- WHAT YOU ARE ASKED TO DO: Within the entries below, every line containing "Test" is to be copied.

Data about app and page elements

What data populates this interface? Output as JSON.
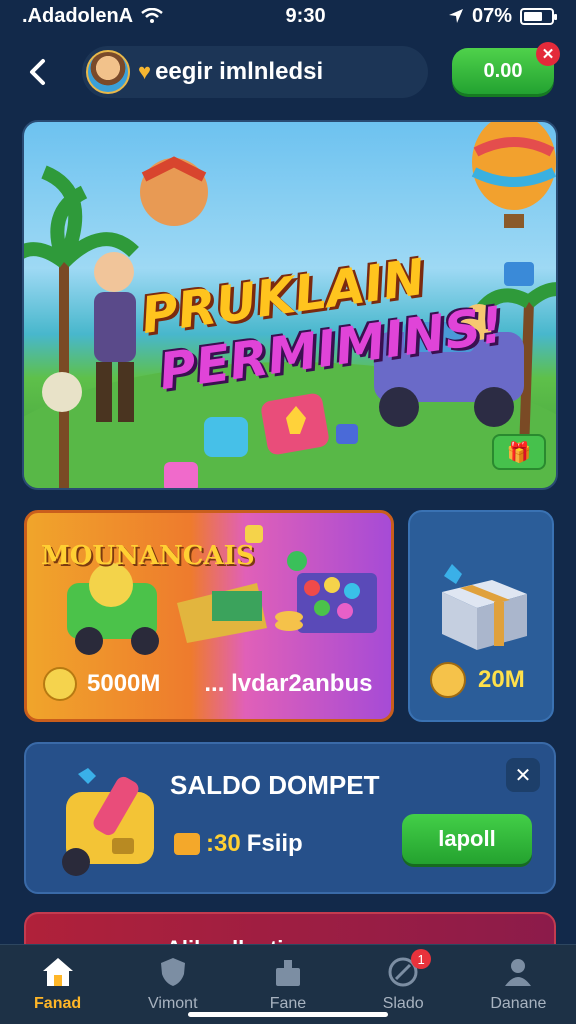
{
  "status_bar": {
    "carrier": ".AdadolenA",
    "time": "9:30",
    "battery": "07%",
    "battery_level": 0.7
  },
  "header": {
    "user_name": "eegir imlnledsi",
    "balance_label": "0.00",
    "balance_badge": "✕"
  },
  "hero": {
    "title_line1": "PRUKLAIN",
    "title_line2": "PERMIMINS!"
  },
  "promo_card": {
    "title": "MOUNANCAIS",
    "amount": "5000M",
    "subtitle": "... lvdar2anbus"
  },
  "gift_card": {
    "amount": "20M"
  },
  "wallet_card": {
    "title": "SALDO DOMPET",
    "amount": ":30",
    "amount_suffix": "Fsiip",
    "button_label": "lapoll",
    "close_icon": "✕"
  },
  "bottom_card": {
    "title": "Alika dlantinun"
  },
  "tab_bar": {
    "tabs": [
      {
        "label": "Fanad",
        "icon": "home-icon",
        "active": true
      },
      {
        "label": "Vimont",
        "icon": "shield-icon",
        "active": false
      },
      {
        "label": "Fane",
        "icon": "game-icon",
        "active": false
      },
      {
        "label": "Slado",
        "icon": "wallet-icon",
        "active": false,
        "badge": "1"
      },
      {
        "label": "Danane",
        "icon": "profile-icon",
        "active": false
      }
    ]
  },
  "colors": {
    "accent": "#ffb627",
    "green": "#43cf48",
    "background": "#12294a"
  }
}
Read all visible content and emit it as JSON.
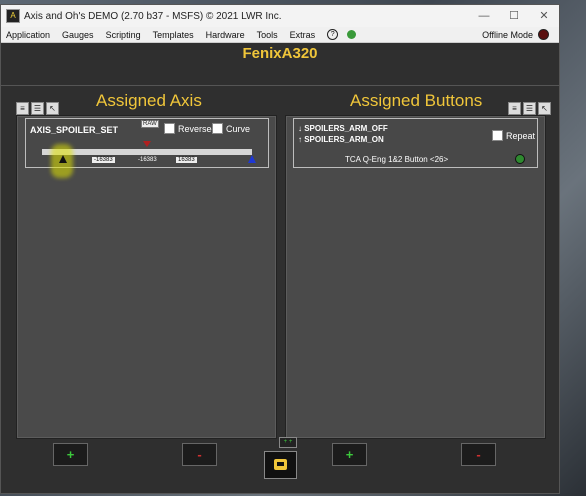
{
  "window": {
    "title": "Axis and Oh's DEMO (2.70 b37 - MSFS) © 2021 LWR Inc.",
    "minimize": "—",
    "maximize": "☐",
    "close": "✕"
  },
  "menu": {
    "items": [
      "Application",
      "Gauges",
      "Scripting",
      "Templates",
      "Hardware",
      "Tools",
      "Extras"
    ],
    "help": "?",
    "offline_label": "Offline Mode"
  },
  "profile": {
    "name": "FenixA320"
  },
  "assigned_axis": {
    "title": "Assigned Axis",
    "card": {
      "name": "AXIS_SPOILER_SET",
      "raw_label": "RAW",
      "reversed_label": "Reversed",
      "curve_label": "Curve",
      "min_value": "-16383",
      "current_value": "-16383",
      "max_value": "16383"
    }
  },
  "assigned_buttons": {
    "title": "Assigned Buttons",
    "card": {
      "line1": "↓ SPOILERS_ARM_OFF",
      "line2": "↑ SPOILERS_ARM_ON",
      "repeat_label": "Repeat",
      "device": "TCA Q-Eng 1&2 Button <26>"
    }
  },
  "bottom": {
    "plus": "+",
    "minus": "-",
    "mini": "+ +"
  },
  "colors": {
    "accent": "#f0c63a",
    "add": "#3cc83c",
    "remove": "#d03030",
    "led": "#2f8a30"
  }
}
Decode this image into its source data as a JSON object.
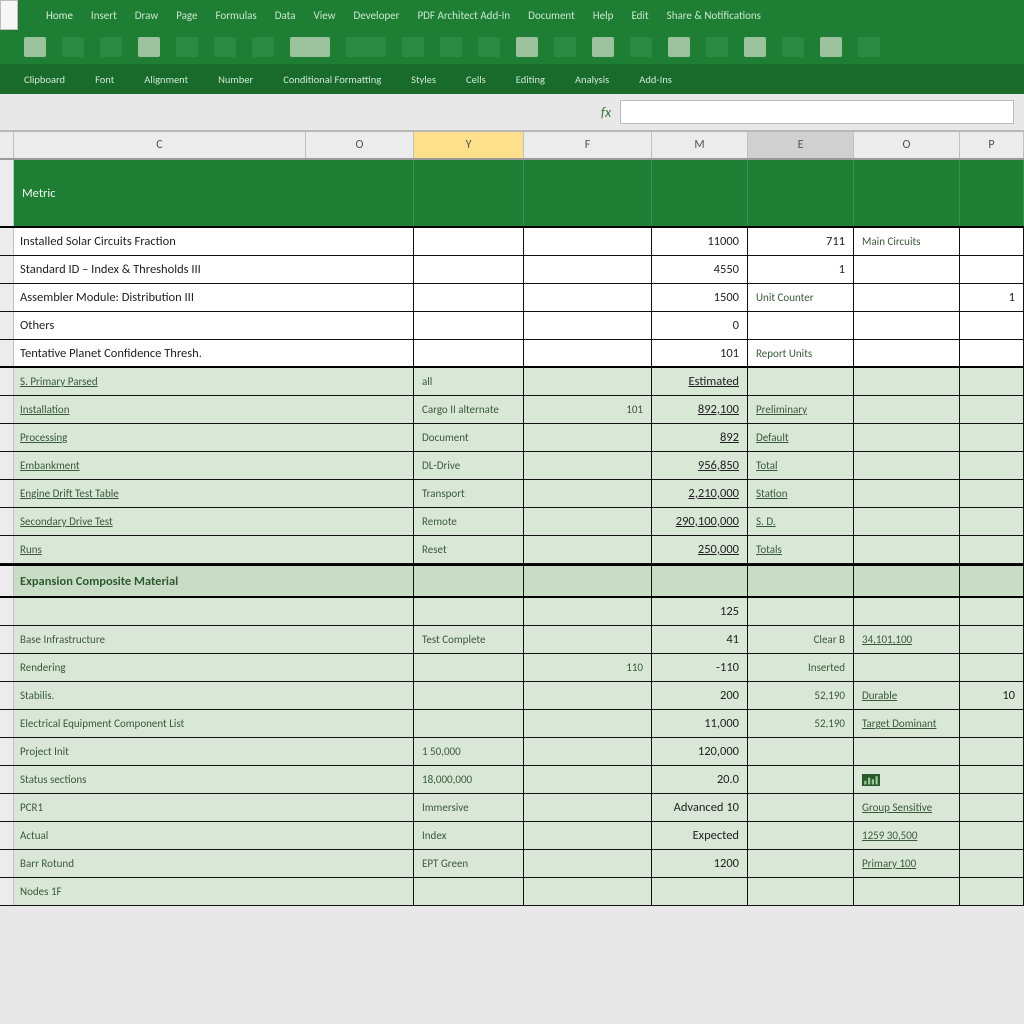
{
  "ribbon": {
    "tabs": [
      "Home",
      "Insert",
      "Draw",
      "Page",
      "Formulas",
      "Data",
      "View",
      "Developer",
      "PDF Architect Add-In",
      "Document",
      "Help",
      "Edit",
      "Share & Notifications"
    ],
    "subbar": [
      "Clipboard",
      "Font",
      "Alignment",
      "Number",
      "Conditional Formatting",
      "Styles",
      "Cells",
      "Editing",
      "Analysis",
      "Add-Ins"
    ]
  },
  "formula_bar": {
    "fx": "fx",
    "value": ""
  },
  "columns": [
    "C",
    "O",
    "Y",
    "F",
    "M",
    "E",
    "O",
    "P"
  ],
  "table_header": {
    "c0": "Metric"
  },
  "rows_top": [
    {
      "a": "Installed Solar Circuits Fraction",
      "m": "11000",
      "o": "711",
      "p": "Main Circuits"
    },
    {
      "a": "Standard ID – Index & Thresholds III",
      "m": "4550",
      "o": "1",
      "p": ""
    },
    {
      "a": "Assembler Module: Distribution III",
      "m": "1500",
      "o": "Unit Counter",
      "p": "1"
    },
    {
      "a": "Others",
      "m": "0",
      "o": "",
      "p": ""
    },
    {
      "a": "Tentative Planet Confidence Thresh.",
      "m": "101",
      "o": "Report Units",
      "p": ""
    }
  ],
  "section_green": [
    {
      "a": "S. Primary Parsed",
      "y": "all",
      "f": "",
      "m": "Estimated",
      "o": ""
    },
    {
      "a": "Installation",
      "y": "Cargo II alternate",
      "f": "101",
      "m": "892,100",
      "o": "Preliminary"
    },
    {
      "a": "Processing",
      "y": "Document",
      "f": "",
      "m": "892",
      "o": "Default"
    },
    {
      "a": "Embankment",
      "y": "DL-Drive",
      "f": "",
      "m": "956,850",
      "o": "Total"
    },
    {
      "a": "Engine Drift Test Table",
      "y": "Transport",
      "f": "",
      "m": "2,210,000",
      "o": "Station"
    },
    {
      "a": "Secondary Drive Test",
      "y": "Remote",
      "f": "",
      "m": "290,100,000",
      "o": "S. D."
    },
    {
      "a": "Runs",
      "y": "Reset",
      "f": "",
      "m": "250,000",
      "o": "Totals"
    }
  ],
  "section_header_2": "Expansion Composite Material",
  "rows_mid": [
    {
      "a": "",
      "y": "",
      "f": "",
      "m": "125",
      "e": "",
      "o": ""
    }
  ],
  "rows_bottom": [
    {
      "a": "Base Infrastructure",
      "y": "Test   Complete",
      "f": "",
      "m": "41",
      "e": "Clear B",
      "o": "34,101,100"
    },
    {
      "a": "Rendering",
      "y": "",
      "f": "110",
      "m": "-110",
      "e": "Inserted",
      "o": ""
    },
    {
      "a": "Stabilis.",
      "y": "",
      "f": "",
      "m": "200",
      "e": "52,190",
      "o": "Durable",
      "p": "10"
    },
    {
      "a": "Electrical Equipment Component List",
      "y": "",
      "f": "",
      "m": "11,000",
      "e": "52,190",
      "o": "Target Dominant",
      "p": ""
    },
    {
      "a": "Project   Init",
      "y": "1 50,000",
      "f": "",
      "m": "120,000",
      "e": "",
      "o": "",
      "p": ""
    },
    {
      "a": "       Status sections",
      "y": "18,000,000",
      "f": "",
      "m": "20.0",
      "e": "",
      "o": "icon",
      "p": ""
    },
    {
      "a": "PCR1",
      "y": "Immersive",
      "f": "",
      "m": "Advanced 10",
      "e": "",
      "o": "Group Sensitive",
      "p": ""
    },
    {
      "a": "Actual",
      "y": "Index",
      "f": "",
      "m": "Expected",
      "e": "",
      "o": "1259 30,500",
      "p": ""
    },
    {
      "a": "Barr Rotund",
      "y": "EPT Green",
      "f": "",
      "m": "1200",
      "e": "",
      "o": "Primary 100",
      "p": ""
    },
    {
      "a": "Nodes 1F",
      "y": "",
      "f": "",
      "m": "",
      "e": "",
      "o": "",
      "p": ""
    }
  ],
  "colors": {
    "ribbon": "#1e7e34",
    "ribbon_dark": "#186a2a",
    "green_fill": "#d9e7d6",
    "green_sh": "#c9ddc6",
    "sel": "#ffe08a"
  }
}
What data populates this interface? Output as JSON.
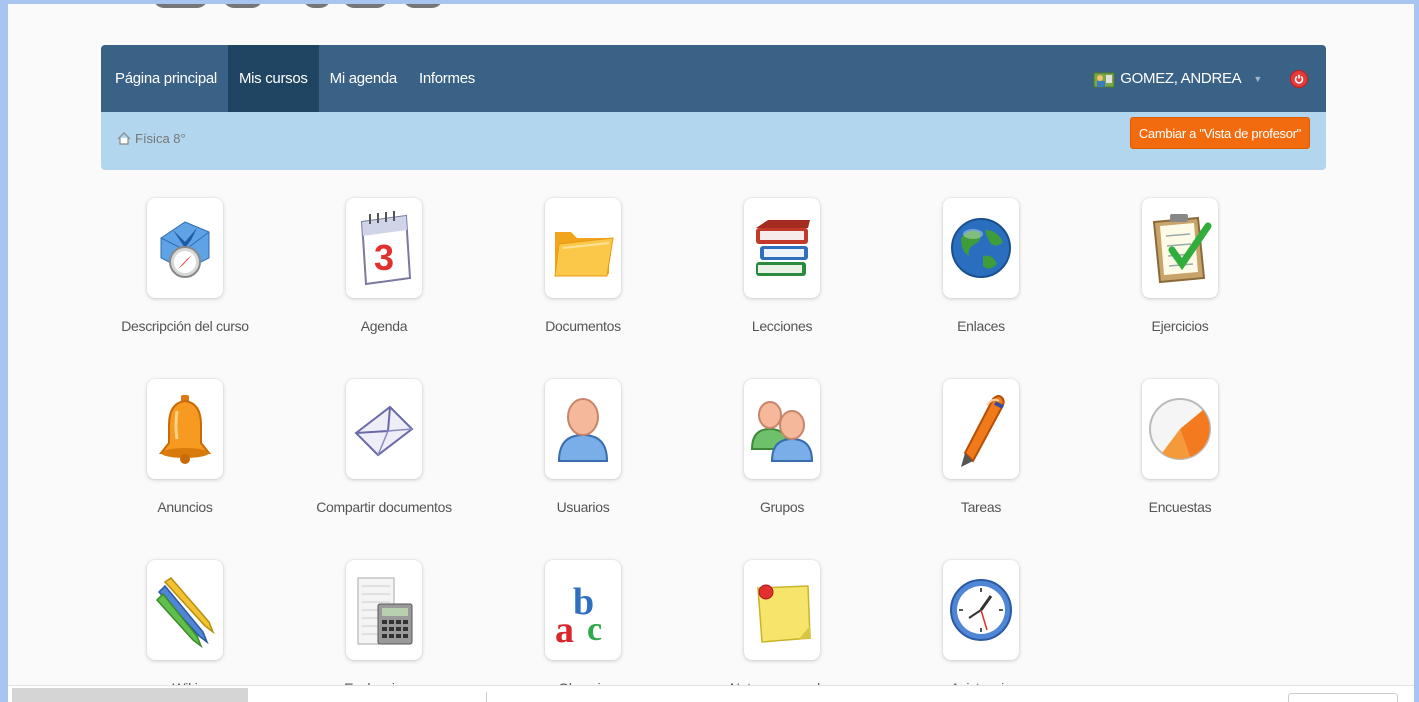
{
  "navbar": {
    "items": [
      {
        "label": "Página principal",
        "active": false
      },
      {
        "label": "Mis cursos",
        "active": true
      },
      {
        "label": "Mi agenda",
        "active": false
      },
      {
        "label": "Informes",
        "active": false
      }
    ],
    "user_name": "GOMEZ, ANDREA",
    "user_icon": "user-avatar-icon",
    "logout_icon": "power-icon"
  },
  "breadcrumb": {
    "icon": "home-icon",
    "course": "Física 8°"
  },
  "switch_view_label": "Cambiar a \"Vista de profesor\"",
  "tools": [
    {
      "label": "Descripción del curso",
      "icon": "course-description-icon"
    },
    {
      "label": "Agenda",
      "icon": "calendar-icon"
    },
    {
      "label": "Documentos",
      "icon": "folder-icon"
    },
    {
      "label": "Lecciones",
      "icon": "books-icon"
    },
    {
      "label": "Enlaces",
      "icon": "globe-icon"
    },
    {
      "label": "Ejercicios",
      "icon": "checklist-icon"
    },
    {
      "label": "Anuncios",
      "icon": "bell-icon"
    },
    {
      "label": "Compartir documentos",
      "icon": "envelope-icon"
    },
    {
      "label": "Usuarios",
      "icon": "user-icon"
    },
    {
      "label": "Grupos",
      "icon": "group-icon"
    },
    {
      "label": "Tareas",
      "icon": "pen-icon"
    },
    {
      "label": "Encuestas",
      "icon": "survey-icon"
    },
    {
      "label": "Wiki",
      "icon": "pencils-icon"
    },
    {
      "label": "Evaluaciones",
      "icon": "calculator-icon"
    },
    {
      "label": "Glosario",
      "icon": "abc-icon"
    },
    {
      "label": "Notas personales",
      "icon": "sticky-note-icon"
    },
    {
      "label": "Asistencia",
      "icon": "clock-icon"
    }
  ],
  "colors": {
    "navbar": "#3a6186",
    "navbar_active": "#1f4563",
    "breadcrumb_bar": "#b1d6ee",
    "switch_button": "#f26c0f"
  }
}
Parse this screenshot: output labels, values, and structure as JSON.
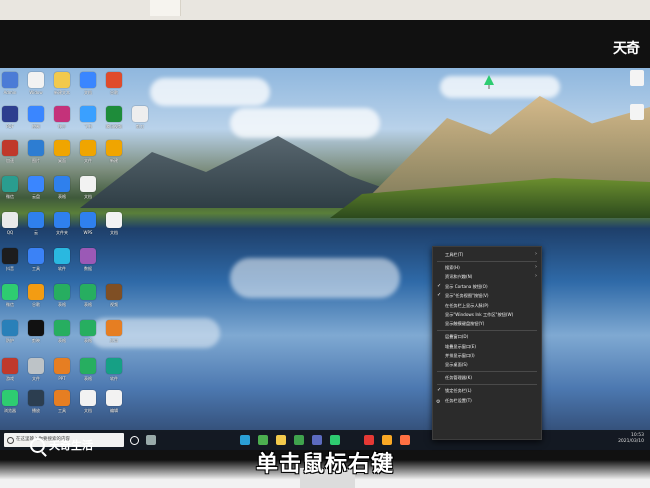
{
  "watermark": {
    "top_right": "天奇",
    "bottom_left": "天奇生活"
  },
  "caption": "单击鼠标右键",
  "desktop": {
    "icons": [
      {
        "label": "Admin",
        "color": "#4b7bd6"
      },
      {
        "label": "Widow",
        "color": "#f2f2f2"
      },
      {
        "label": "新建文本",
        "color": "#f2c94c"
      },
      {
        "label": "文档",
        "color": "#3a86ff"
      },
      {
        "label": "谷歌",
        "color": "#e04b2b"
      },
      {
        "label": "PDF",
        "color": "#2d3e8f"
      },
      {
        "label": "控制",
        "color": "#3a86ff"
      },
      {
        "label": "快手",
        "color": "#c4327a"
      },
      {
        "label": "飞书",
        "color": "#3aa0ff"
      },
      {
        "label": "腾讯视频",
        "color": "#1e8c3a"
      },
      {
        "label": "剪刀",
        "color": "#eeeeee"
      },
      {
        "label": "加速",
        "color": "#c0392b"
      },
      {
        "label": "图片",
        "color": "#2d7dd2"
      },
      {
        "label": "桌面",
        "color": "#f0a500"
      },
      {
        "label": "文件",
        "color": "#f0a500"
      },
      {
        "label": "新建",
        "color": "#f0a500"
      },
      {
        "label": "微信",
        "color": "#2a9d8f"
      },
      {
        "label": "云盘",
        "color": "#3a86ff"
      },
      {
        "label": "表格",
        "color": "#2f80ed"
      },
      {
        "label": "文档",
        "color": "#f2f2f2"
      },
      {
        "label": "QQ",
        "color": "#e9e9e9"
      },
      {
        "label": "云",
        "color": "#2f80ed"
      },
      {
        "label": "文件夹",
        "color": "#2f80ed"
      },
      {
        "label": "WPS",
        "color": "#2f80ed"
      },
      {
        "label": "文档",
        "color": "#f2f2f2"
      },
      {
        "label": "抖音",
        "color": "#1d1d1d"
      },
      {
        "label": "工具",
        "color": "#3b82f6"
      },
      {
        "label": "软件",
        "color": "#2ab8e0"
      },
      {
        "label": "数据",
        "color": "#9b59b6"
      },
      {
        "label": "微信",
        "color": "#2ecc71"
      },
      {
        "label": "谷歌",
        "color": "#f39c12"
      },
      {
        "label": "表格",
        "color": "#27ae60"
      },
      {
        "label": "表格",
        "color": "#27ae60"
      },
      {
        "label": "视频",
        "color": "#7f4f24"
      },
      {
        "label": "防护",
        "color": "#2980b9"
      },
      {
        "label": "剪映",
        "color": "#111111"
      },
      {
        "label": "表格",
        "color": "#27ae60"
      },
      {
        "label": "表格",
        "color": "#27ae60"
      },
      {
        "label": "应用",
        "color": "#e67e22"
      },
      {
        "label": "游戏",
        "color": "#c0392b"
      },
      {
        "label": "文件",
        "color": "#bdc3c7"
      },
      {
        "label": "PPT",
        "color": "#e67e22"
      },
      {
        "label": "表格",
        "color": "#27ae60"
      },
      {
        "label": "软件",
        "color": "#16a085"
      },
      {
        "label": "浏览器",
        "color": "#2ecc71"
      },
      {
        "label": "播放",
        "color": "#2c3e50"
      },
      {
        "label": "工具",
        "color": "#e67e22"
      },
      {
        "label": "文档",
        "color": "#f2f2f2"
      },
      {
        "label": "编辑",
        "color": "#f2f2f2"
      }
    ]
  },
  "taskbar": {
    "search_placeholder": "在这里输入你要搜索的内容",
    "time": "10:53",
    "date": "2021/03/10",
    "apps": [
      {
        "name": "start-icon",
        "color": "#ffffff"
      },
      {
        "name": "task-view-icon",
        "color": "#9aa"
      },
      {
        "name": "edge-icon",
        "color": "#2aa0d8"
      },
      {
        "name": "store-icon",
        "color": "#4caf50"
      },
      {
        "name": "explorer-icon",
        "color": "#f2c94c"
      },
      {
        "name": "chrome-icon",
        "color": "#3fa34d"
      },
      {
        "name": "app-icon",
        "color": "#5c6bc0"
      },
      {
        "name": "wechat-icon",
        "color": "#2ecc71"
      },
      {
        "name": "wps-icon",
        "color": "#e53935"
      },
      {
        "name": "app-icon",
        "color": "#f9a825"
      },
      {
        "name": "app-icon",
        "color": "#ff7043"
      }
    ]
  },
  "context_menu": {
    "items": [
      {
        "label": "工具栏(T)",
        "check": false,
        "arrow": true
      },
      {
        "sep": true
      },
      {
        "label": "搜索(H)",
        "check": false,
        "arrow": true
      },
      {
        "label": "资讯和兴趣(N)",
        "check": false,
        "arrow": true
      },
      {
        "label": "显示 Cortana 按钮(O)",
        "check": true,
        "arrow": false
      },
      {
        "label": "显示\"任务视图\"按钮(V)",
        "check": true,
        "arrow": false
      },
      {
        "label": "在任务栏上显示人脉(P)",
        "check": false,
        "arrow": false
      },
      {
        "label": "显示\"Windows Ink 工作区\"按钮(W)",
        "check": false,
        "arrow": false
      },
      {
        "label": "显示触摸键盘按钮(Y)",
        "check": false,
        "arrow": false
      },
      {
        "sep": true
      },
      {
        "label": "层叠窗口(D)",
        "check": false,
        "arrow": false
      },
      {
        "label": "堆叠显示窗口(E)",
        "check": false,
        "arrow": false
      },
      {
        "label": "并排显示窗口(I)",
        "check": false,
        "arrow": false
      },
      {
        "label": "显示桌面(S)",
        "check": false,
        "arrow": false
      },
      {
        "sep": true
      },
      {
        "label": "任务管理器(K)",
        "check": false,
        "arrow": false
      },
      {
        "sep": true
      },
      {
        "label": "锁定任务栏(L)",
        "check": true,
        "arrow": false
      },
      {
        "label": "任务栏设置(T)",
        "check": false,
        "arrow": false,
        "gear": true
      }
    ]
  }
}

- YOUR SOLUTION:
      "a": "Engine Drift Test Table",
      "a": "Secondary Drive Test",
      "y": "Test   Complete",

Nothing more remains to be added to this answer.